SEATTLE — As suddenly as it appeared, the Capitol Hill Occupation Protest was gone.
Around 5 a.m. Wednesday, Seattle police arrived at the roughly two-block area and began removing roadblocks, tents, protest signs and all other evidence of the site’s 23-day existence. The night before, Seattle Mayor Jenny Durkan, a Democrat, issued an executive order characterizing the area, also known as the Capitol Hill Autonomous Zone, as “unlawful assembly” and ordering city agencies to close it to the public.
Almost immediately, Republican officials celebrated the move. “I am pleased to inform everyone that Seattle has been liberated,” White House press secretary Kayleigh McEnany declared at her Wednesday afternoon media briefing. Characterizing the zone as a “failed four-week Democrat experiment by the radical left,” McEnany criticized Durkan’s for responding less aggressively to protests in her own city than President Donald Trump had in Washington.
“Law and order must prevail to preserve peace,” McEnany said, echoing what has become her boss’ mantra in response to the nation’s wave of mostly peaceful protests against racial injustices and police brutality.
Sen. Ted Cruz (R-Texas) opted fro sarcasm, commenting, “Boy, nation-states seem to be lasting shorter & shorter.”
Durkan’s destruction of the CHOP was a reversal of her previous position. On June 12, when Trump accused her of letting anarchists take over the city, Durkan responded, “Seattle is fine. Don’t be so afraid of democracy.”
But over the last few weeks, the CHOP had become increasingly controversial. While the daytime scene resembled a music festival or cultural event, the nights became more violent. Six shootings, two of them fatal, occurred in or near the zone in the last two weeks of June, a rate of violence that exceeds the average for both the Capitol Hill neighborhood and Seattle as a whole. Protesters repeatedly clashed with the city over the placement of road barriers and access for emergency vehicles.
At the same time, the CHOP became a fixture of right-wing news sites. In the first week of its existence, Fox News ran 71 segments on the CHOP (the network later admitted to manipulating news pictures to give the impression that armed guards were manning entrances during the daytime). Sites like Breitbart and The Daily Caller ran near-daily dispatches.
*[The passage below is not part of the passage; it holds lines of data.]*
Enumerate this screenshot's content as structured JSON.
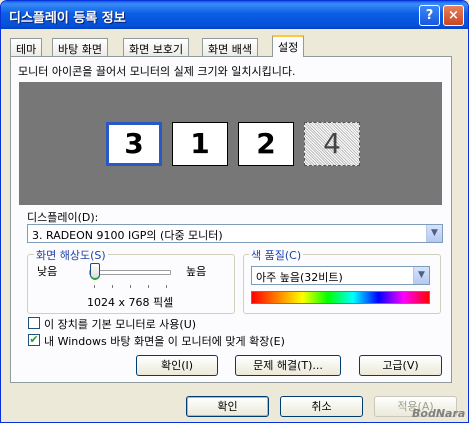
{
  "window": {
    "title": "디스플레이 등록 정보",
    "help_label": "?",
    "close_label": "×"
  },
  "tabs": [
    {
      "label": "테마"
    },
    {
      "label": "바탕 화면"
    },
    {
      "label": "화면 보호기"
    },
    {
      "label": "화면 배색"
    },
    {
      "label": "설정",
      "active": true
    }
  ],
  "settings": {
    "info_text": "모니터 아이콘을 끌어서 모니터의 실제 크기와 일치시킵니다.",
    "monitors": [
      "3",
      "1",
      "2",
      "4"
    ],
    "display_label": "디스플레이(D):",
    "display_value": "3.  RADEON 9100 IGP의 (다중 모니터)",
    "resolution": {
      "title": "화면 해상도(S)",
      "low_label": "낮음",
      "high_label": "높음",
      "value_text": "1024 x 768 픽셀",
      "slider_position": 0.1
    },
    "color_quality": {
      "title": "색 품질(C)",
      "value": "아주 높음(32비트)"
    },
    "checkbox_primary": {
      "label": "이 장치를 기본 모니터로 사용(U)",
      "checked": false
    },
    "checkbox_extend": {
      "label": "내 Windows 바탕 화면을 이 모니터에 맞게 확장(E)",
      "checked": true
    },
    "buttons": {
      "identify": "확인(I)",
      "troubleshoot": "문제 해결(T)...",
      "advanced": "고급(V)"
    }
  },
  "dialog_buttons": {
    "ok": "확인",
    "cancel": "취소",
    "apply": "적용(A)"
  },
  "watermark": "BodNara",
  "colors": {
    "titlebar": "#0a5ae8",
    "preview_bg": "#777777",
    "selected_monitor_border": "#2a57c6",
    "group_title": "#1f3fa8"
  }
}
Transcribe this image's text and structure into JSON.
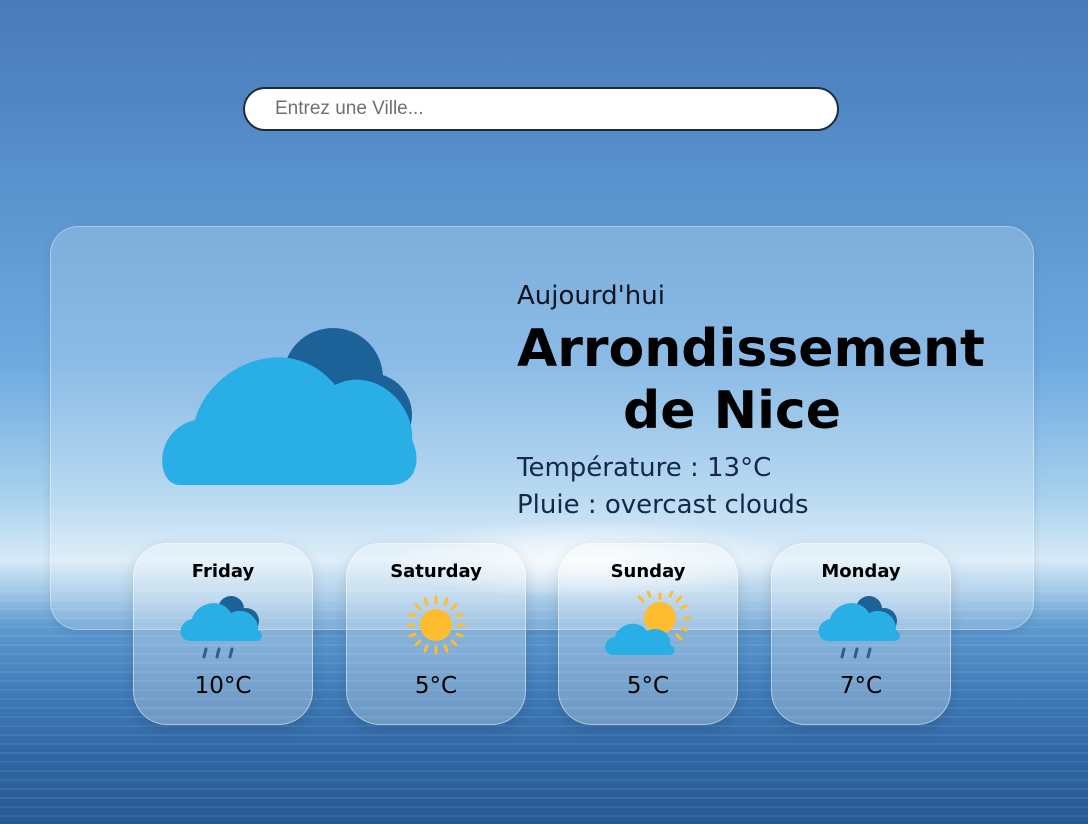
{
  "search": {
    "placeholder": "Entrez une Ville..."
  },
  "current": {
    "label": "Aujourd'hui",
    "city": "Arrondissement de Nice",
    "temperature_line": "Température : 13°C",
    "rain_line": "Pluie : overcast clouds",
    "icon": "cloud-icon"
  },
  "forecast": [
    {
      "day": "Friday",
      "temp": "10°C",
      "icon": "rain-cloud-icon"
    },
    {
      "day": "Saturday",
      "temp": "5°C",
      "icon": "sun-icon"
    },
    {
      "day": "Sunday",
      "temp": "5°C",
      "icon": "partly-cloudy-icon"
    },
    {
      "day": "Monday",
      "temp": "7°C",
      "icon": "rain-cloud-icon"
    }
  ],
  "colors": {
    "cloud_light": "#2aaee6",
    "cloud_dark": "#1c6197",
    "sun": "#fdbd2f",
    "rain": "#2c5d93"
  }
}
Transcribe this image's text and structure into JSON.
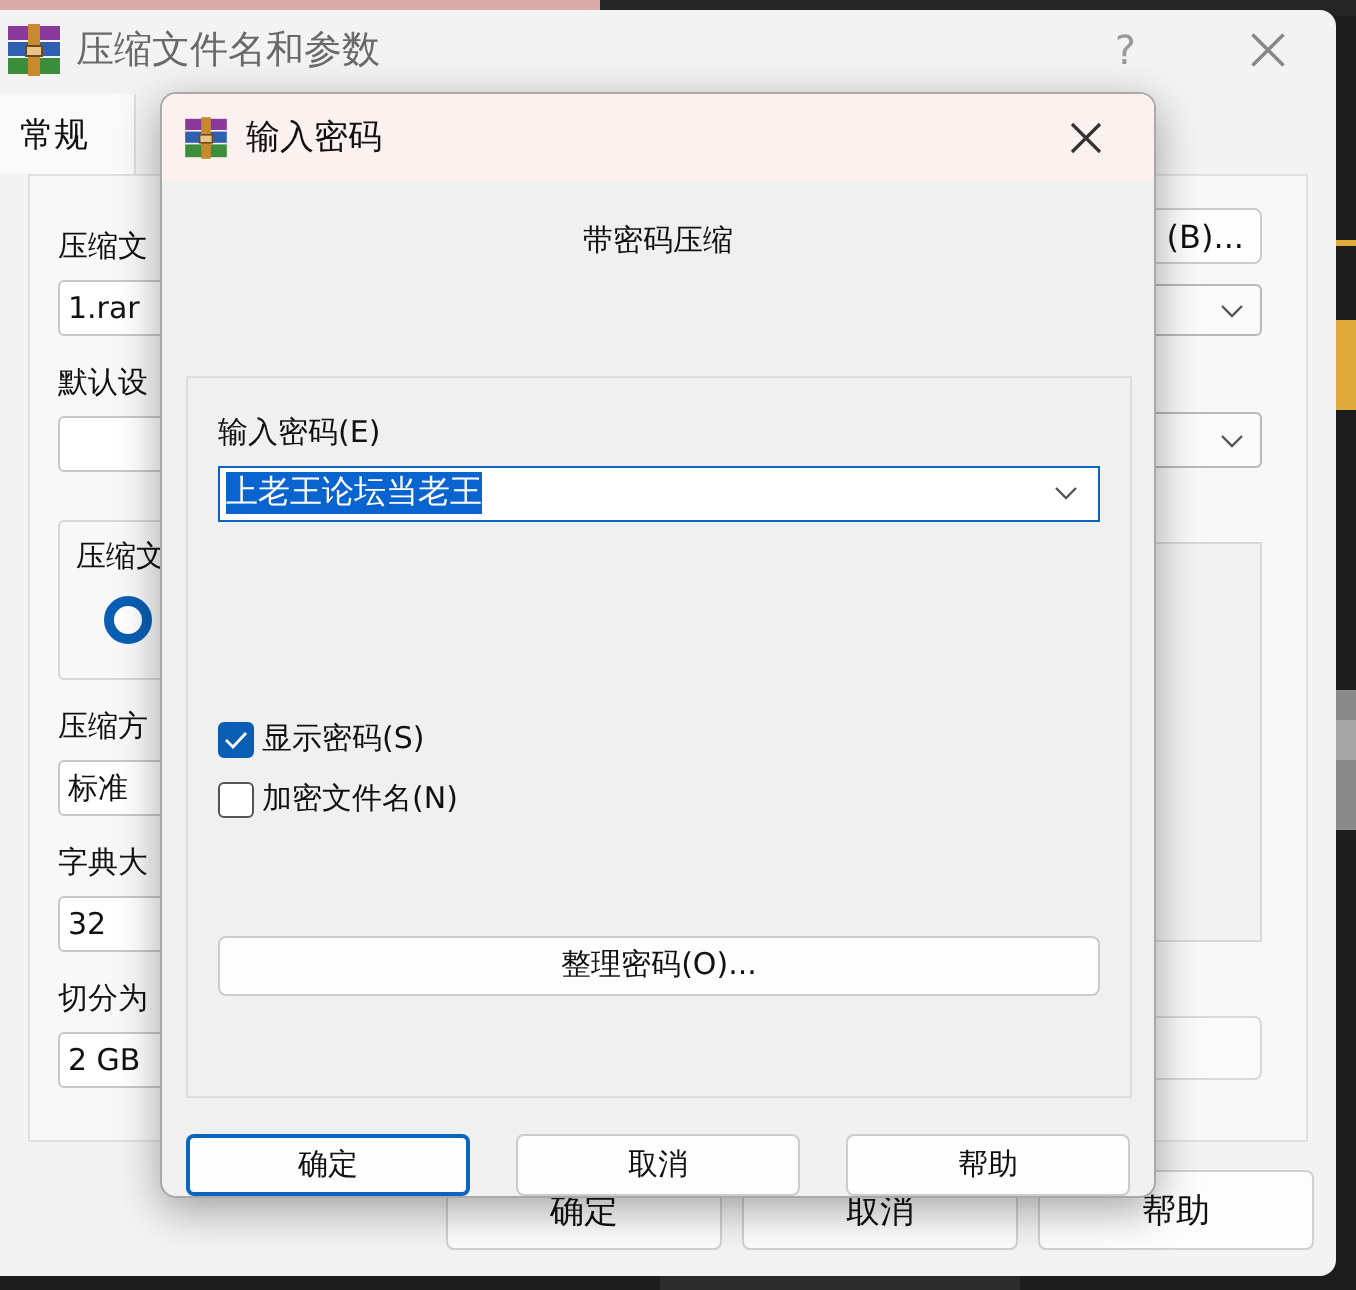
{
  "main_window": {
    "title": "压缩文件名和参数",
    "help_glyph": "?",
    "tabs": [
      {
        "label": "常规",
        "selected": true
      }
    ],
    "browse_button": "(B)...",
    "archive_name": {
      "label": "压缩文",
      "value": "1.rar"
    },
    "profile": {
      "label": "默认设"
    },
    "format_group": {
      "label": "压缩文",
      "radio_selected": true
    },
    "method": {
      "label": "压缩方",
      "value": "标准"
    },
    "dictionary": {
      "label": "字典大",
      "value": "32"
    },
    "split": {
      "label": "切分为",
      "value": "2 GB"
    },
    "buttons": [
      {
        "label": "确定"
      },
      {
        "label": "取消"
      },
      {
        "label": "帮助"
      }
    ]
  },
  "password_dialog": {
    "title": "输入密码",
    "heading": "带密码压缩",
    "password": {
      "label": "输入密码(E)",
      "value": "上老王论坛当老王",
      "selected": true
    },
    "options": [
      {
        "label": "显示密码(S)",
        "checked": true
      },
      {
        "label": "加密文件名(N)",
        "checked": false
      }
    ],
    "organize_button": "整理密码(O)...",
    "buttons": [
      {
        "label": "确定",
        "default": true
      },
      {
        "label": "取消",
        "default": false
      },
      {
        "label": "帮助",
        "default": false
      }
    ]
  }
}
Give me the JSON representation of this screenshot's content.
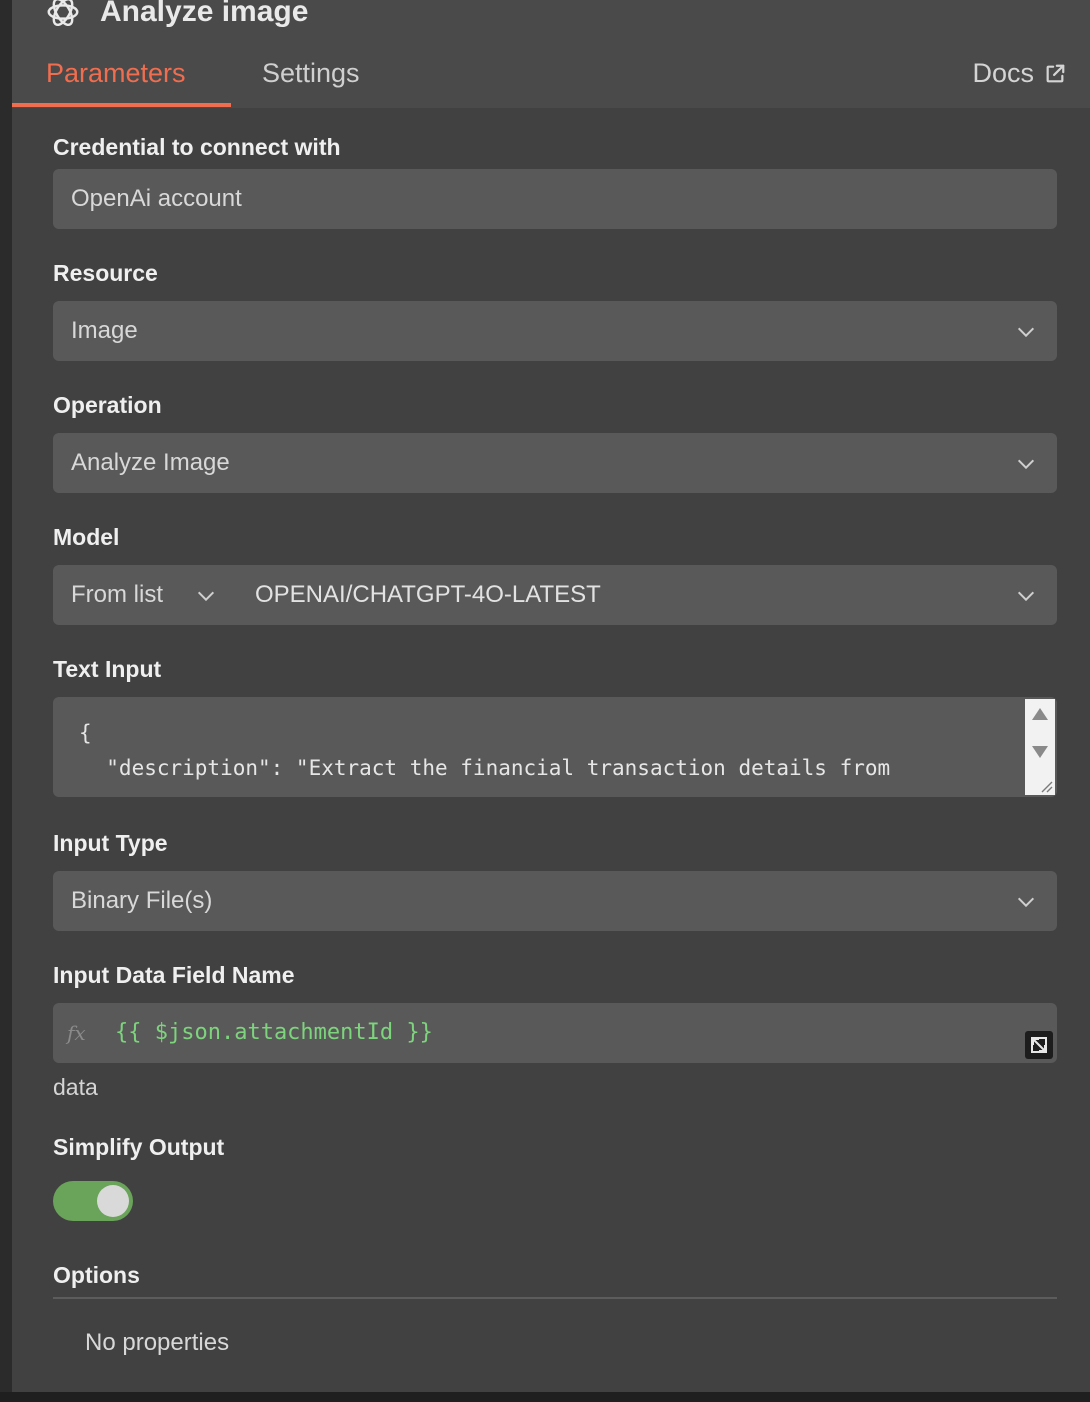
{
  "header": {
    "title": "Analyze image",
    "tabs": [
      {
        "label": "Parameters",
        "active": true
      },
      {
        "label": "Settings",
        "active": false
      }
    ],
    "docs_label": "Docs"
  },
  "fields": {
    "credential": {
      "label": "Credential to connect with",
      "value": "OpenAi account"
    },
    "resource": {
      "label": "Resource",
      "value": "Image"
    },
    "operation": {
      "label": "Operation",
      "value": "Analyze Image"
    },
    "model": {
      "label": "Model",
      "source": "From list",
      "value": "OPENAI/CHATGPT-4O-LATEST"
    },
    "text_input": {
      "label": "Text Input",
      "lines": [
        "{",
        "  \"description\": \"Extract the financial transaction details from"
      ]
    },
    "input_type": {
      "label": "Input Type",
      "value": "Binary File(s)"
    },
    "input_data_field": {
      "label": "Input Data Field Name",
      "fx": "fx",
      "expression": "{{ $json.attachmentId }}",
      "hint": "data"
    },
    "simplify_output": {
      "label": "Simplify Output",
      "enabled": true
    },
    "options": {
      "label": "Options",
      "empty_text": "No properties"
    }
  },
  "colors": {
    "accent": "#f06d4f",
    "toggle_on": "#6aa35a",
    "expression": "#7dd47d"
  },
  "icons": [
    "openai-logo-icon",
    "external-link-icon",
    "chevron-down-icon",
    "scroll-up-icon",
    "scroll-down-icon",
    "resize-grip-icon",
    "expand-icon"
  ]
}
The political dynamic at work in Seattle and for its residents bore little resemblance to the version that appeared in right-wing media. For one, Durkan may be a Democrat, but she is not particularly progressive and CHOP was not an outgrowth of permissiveness on her part. A career prosecutor, she has generally sided with the city’s police department against protesters since the start of the nationwide uprisings sparked by the police killing of George Floyd in Minneapolis on May 25.
Under Durkan’s administration, the police department has used teargas against protesters and told conflicting stories about the reason officers abandoned the East Precinct, the site around which the CHOP was established. In clearing the zone Wednesday, officers prevented journalists from filming and blocked access to the offices of nearby news outlets. (The department later characterized these events as misunderstandings). Some homeless people living in the park inside the CHOP had their belongings confiscated and destroyed.
To the Trump administration and other Republicans, the CHOP served as an example of failed Democratic policies. To Seattle’s protesters, though, it was a reaction to how leaders who identify as Democrats still hold strikingly conservative views when it comes to criminal justice and policing.
“It’s not Democrats versus Republicans, it’s people versus police,” said J., a community organizer who declined to provide her full name due to fear of police retaliation.
As of Wednesday afternoon, the future of CHOP remained unclear. Hours after they cleared the area, police stood guard at every entrance. Helicopters buzzed overhead.
J. described the CHOP not as a good thing or a bad thing, but simply as a beginning.
“It served its purpose,” she said, “and it will serve its purpose again when it moves to a new area.”